21, 2016. ECF Nos. 13 & 14.
November 21, 2016, defendants moved to dismiss the case for
lack of personal jurisdiction. ECF No. 5. Plaintiff responded
on December 8, 2016, and Defendants filed a reply brief on
December 20, 2016. ECF Nos. 10 & 12.
to dismiss for lack of personal jurisdiction under Federal
Rule of Civil Procedure 12(b)(2) require the court to accept
as true the allegations of the pleadings and all reasonable
inferences therefrom, and to resolve all factual disputes in
favor of the plaintiff. Fed.R.Civ.P. 12(b)(2); see also
Pinker v. Roche Holdings Ltd., 292 F.3d 361, 368 (3d
Cir. 2002). The rule, however, “does not limit the
scope of the court's review to the face of the
pleadings;” rather the court must also consider any
affidavits submitted by the parties. Scott v.
Lackey, No. 02-1586, 2005 WL 2035598, at *1 (M.D. Pa.
Aug. 11, 2005).
a defendant has the initial burden of raising the lack of
personal jurisdiction defense, once such a defense is raised,
the burden shifts to plaintiff to establish facts that
support an exercise of personal jurisdiction. Provident
Nat'l. Bank v. Cal. Fed. Sav. & Loan Ass'n,
819 F.2d 434, 437 (3d Cir. 1987); Cumberland Truck Equip.
Co. v. Detroit Diesel Corp., 401 F.Supp.2d 415, 418
(E.D. Pa. 2005). Plaintiff may do so through affidavits or
competent evidence establishing sufficient contacts with the
forum state.

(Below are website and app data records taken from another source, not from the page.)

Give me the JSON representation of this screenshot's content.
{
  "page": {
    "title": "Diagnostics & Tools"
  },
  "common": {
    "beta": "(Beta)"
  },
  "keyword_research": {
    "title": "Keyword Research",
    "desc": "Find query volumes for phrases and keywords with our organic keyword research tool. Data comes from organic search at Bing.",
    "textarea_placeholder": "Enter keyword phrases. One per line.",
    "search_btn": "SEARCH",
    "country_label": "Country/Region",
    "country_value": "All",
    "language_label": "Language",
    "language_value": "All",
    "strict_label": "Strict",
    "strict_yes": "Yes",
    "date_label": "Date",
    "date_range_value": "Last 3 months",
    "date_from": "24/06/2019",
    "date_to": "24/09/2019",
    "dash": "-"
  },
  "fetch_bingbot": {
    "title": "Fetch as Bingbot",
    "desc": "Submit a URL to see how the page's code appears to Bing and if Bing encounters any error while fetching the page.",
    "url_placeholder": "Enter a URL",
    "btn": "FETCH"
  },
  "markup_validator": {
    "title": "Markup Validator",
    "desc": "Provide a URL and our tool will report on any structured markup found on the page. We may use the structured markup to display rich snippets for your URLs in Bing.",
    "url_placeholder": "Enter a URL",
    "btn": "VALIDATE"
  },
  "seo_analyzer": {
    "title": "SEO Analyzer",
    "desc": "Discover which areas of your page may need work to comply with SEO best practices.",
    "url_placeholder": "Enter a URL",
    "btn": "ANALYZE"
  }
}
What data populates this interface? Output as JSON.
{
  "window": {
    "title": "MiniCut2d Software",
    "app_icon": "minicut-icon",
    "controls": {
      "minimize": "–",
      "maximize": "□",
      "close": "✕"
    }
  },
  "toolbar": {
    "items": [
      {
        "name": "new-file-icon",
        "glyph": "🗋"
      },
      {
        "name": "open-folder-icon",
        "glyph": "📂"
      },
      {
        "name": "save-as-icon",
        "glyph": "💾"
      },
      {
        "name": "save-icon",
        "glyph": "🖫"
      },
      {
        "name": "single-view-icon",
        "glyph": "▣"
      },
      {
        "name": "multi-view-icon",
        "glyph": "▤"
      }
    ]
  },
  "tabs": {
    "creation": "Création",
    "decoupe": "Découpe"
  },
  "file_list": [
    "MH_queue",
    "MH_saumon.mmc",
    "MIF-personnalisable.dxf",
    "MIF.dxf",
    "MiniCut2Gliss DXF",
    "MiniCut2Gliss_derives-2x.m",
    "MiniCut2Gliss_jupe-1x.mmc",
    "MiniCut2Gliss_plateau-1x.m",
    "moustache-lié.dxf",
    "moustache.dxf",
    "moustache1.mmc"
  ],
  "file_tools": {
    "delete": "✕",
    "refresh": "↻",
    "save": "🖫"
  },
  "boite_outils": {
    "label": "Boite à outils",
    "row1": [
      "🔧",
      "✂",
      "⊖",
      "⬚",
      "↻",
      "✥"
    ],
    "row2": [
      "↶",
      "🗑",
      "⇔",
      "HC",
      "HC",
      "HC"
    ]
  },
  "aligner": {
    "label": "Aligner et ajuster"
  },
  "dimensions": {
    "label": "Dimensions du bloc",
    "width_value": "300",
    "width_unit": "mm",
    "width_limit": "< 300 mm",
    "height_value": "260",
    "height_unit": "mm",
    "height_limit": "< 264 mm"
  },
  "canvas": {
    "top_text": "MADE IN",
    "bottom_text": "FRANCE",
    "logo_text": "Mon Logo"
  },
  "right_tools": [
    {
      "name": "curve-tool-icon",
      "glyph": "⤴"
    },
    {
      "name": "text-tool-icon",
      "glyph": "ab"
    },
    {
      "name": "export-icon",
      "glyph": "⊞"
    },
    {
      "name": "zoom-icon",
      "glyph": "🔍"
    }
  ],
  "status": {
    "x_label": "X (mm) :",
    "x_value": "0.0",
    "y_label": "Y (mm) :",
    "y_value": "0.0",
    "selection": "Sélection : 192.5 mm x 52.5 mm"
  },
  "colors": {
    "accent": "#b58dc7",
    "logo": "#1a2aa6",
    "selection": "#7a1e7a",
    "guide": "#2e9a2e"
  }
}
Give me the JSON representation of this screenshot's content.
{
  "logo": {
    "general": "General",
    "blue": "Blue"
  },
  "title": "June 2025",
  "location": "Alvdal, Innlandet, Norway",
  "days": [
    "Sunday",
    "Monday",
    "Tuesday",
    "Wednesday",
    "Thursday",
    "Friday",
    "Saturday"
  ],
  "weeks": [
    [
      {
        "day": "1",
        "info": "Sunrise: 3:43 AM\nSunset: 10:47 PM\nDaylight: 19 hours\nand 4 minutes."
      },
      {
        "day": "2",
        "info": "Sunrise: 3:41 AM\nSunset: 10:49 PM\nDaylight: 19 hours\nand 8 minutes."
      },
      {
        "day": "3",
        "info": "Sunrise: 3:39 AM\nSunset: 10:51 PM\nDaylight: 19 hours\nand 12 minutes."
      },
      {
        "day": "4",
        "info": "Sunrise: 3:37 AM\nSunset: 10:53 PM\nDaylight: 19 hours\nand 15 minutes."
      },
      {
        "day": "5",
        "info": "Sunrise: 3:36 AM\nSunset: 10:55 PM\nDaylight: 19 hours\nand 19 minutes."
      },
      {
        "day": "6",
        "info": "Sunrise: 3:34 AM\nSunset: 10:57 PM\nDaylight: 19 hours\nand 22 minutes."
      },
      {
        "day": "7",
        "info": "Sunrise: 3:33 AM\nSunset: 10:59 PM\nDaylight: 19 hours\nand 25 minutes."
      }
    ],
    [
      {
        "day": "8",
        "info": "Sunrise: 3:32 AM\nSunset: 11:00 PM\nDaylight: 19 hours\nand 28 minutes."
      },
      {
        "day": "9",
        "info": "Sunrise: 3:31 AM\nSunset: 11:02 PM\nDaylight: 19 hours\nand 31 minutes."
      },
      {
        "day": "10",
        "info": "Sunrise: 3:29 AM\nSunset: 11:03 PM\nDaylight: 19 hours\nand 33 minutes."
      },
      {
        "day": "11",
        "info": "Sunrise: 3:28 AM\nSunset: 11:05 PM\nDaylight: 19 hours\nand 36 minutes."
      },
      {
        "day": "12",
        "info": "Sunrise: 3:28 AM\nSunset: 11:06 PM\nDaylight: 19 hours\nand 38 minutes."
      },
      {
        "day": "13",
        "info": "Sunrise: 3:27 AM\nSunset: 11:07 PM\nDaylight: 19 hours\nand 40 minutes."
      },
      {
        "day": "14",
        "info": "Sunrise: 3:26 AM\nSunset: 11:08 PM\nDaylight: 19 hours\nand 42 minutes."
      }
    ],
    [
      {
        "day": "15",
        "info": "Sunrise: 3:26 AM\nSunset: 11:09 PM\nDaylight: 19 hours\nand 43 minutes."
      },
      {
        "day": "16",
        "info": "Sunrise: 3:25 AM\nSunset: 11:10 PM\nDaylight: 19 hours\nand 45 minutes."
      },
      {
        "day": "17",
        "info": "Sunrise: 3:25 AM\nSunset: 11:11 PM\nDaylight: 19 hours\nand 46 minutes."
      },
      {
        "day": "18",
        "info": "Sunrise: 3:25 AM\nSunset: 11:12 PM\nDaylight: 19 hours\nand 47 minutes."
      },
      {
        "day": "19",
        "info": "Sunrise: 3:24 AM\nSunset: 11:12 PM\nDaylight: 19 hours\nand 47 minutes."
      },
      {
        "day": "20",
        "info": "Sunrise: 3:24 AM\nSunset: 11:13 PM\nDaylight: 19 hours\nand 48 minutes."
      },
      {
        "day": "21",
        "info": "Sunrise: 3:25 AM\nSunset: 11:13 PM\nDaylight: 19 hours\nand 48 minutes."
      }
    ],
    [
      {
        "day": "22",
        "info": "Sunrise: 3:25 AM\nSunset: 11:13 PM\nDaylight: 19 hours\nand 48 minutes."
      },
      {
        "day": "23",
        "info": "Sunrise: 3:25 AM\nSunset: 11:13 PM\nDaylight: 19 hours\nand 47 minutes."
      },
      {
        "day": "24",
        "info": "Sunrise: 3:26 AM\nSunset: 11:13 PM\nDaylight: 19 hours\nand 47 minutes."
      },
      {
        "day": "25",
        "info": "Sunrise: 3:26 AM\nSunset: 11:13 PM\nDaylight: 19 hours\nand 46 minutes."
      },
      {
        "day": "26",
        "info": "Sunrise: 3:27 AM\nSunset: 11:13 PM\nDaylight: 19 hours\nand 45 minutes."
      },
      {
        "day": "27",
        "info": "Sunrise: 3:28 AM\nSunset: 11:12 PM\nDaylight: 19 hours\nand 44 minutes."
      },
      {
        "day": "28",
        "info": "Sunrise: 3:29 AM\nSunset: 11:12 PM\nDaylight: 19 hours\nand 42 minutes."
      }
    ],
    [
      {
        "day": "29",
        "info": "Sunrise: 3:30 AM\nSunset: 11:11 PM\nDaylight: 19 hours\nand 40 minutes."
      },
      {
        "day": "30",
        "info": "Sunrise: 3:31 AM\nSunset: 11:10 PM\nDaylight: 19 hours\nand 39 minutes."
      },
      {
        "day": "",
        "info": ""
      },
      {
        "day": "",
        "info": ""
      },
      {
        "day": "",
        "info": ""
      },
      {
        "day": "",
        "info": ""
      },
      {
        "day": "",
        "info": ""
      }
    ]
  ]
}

De Lage Landen Fin. Servs., Inc. v. Rasa
Floors, LP, No. 08-0533, 2008 WL 4822033, at *3 (E.D.
Pa. Nov. 4, 2008). Such contacts must be shown with
“reasonable particularity.” Mellon Bank
(East) PSFS, Nat'l Ass'n v. Farino, 960 F.2d
1217, 1223 (3d Cir. 1992), quoting Provident, 819
F.2d at 437. If plaintiff meets this burden, ...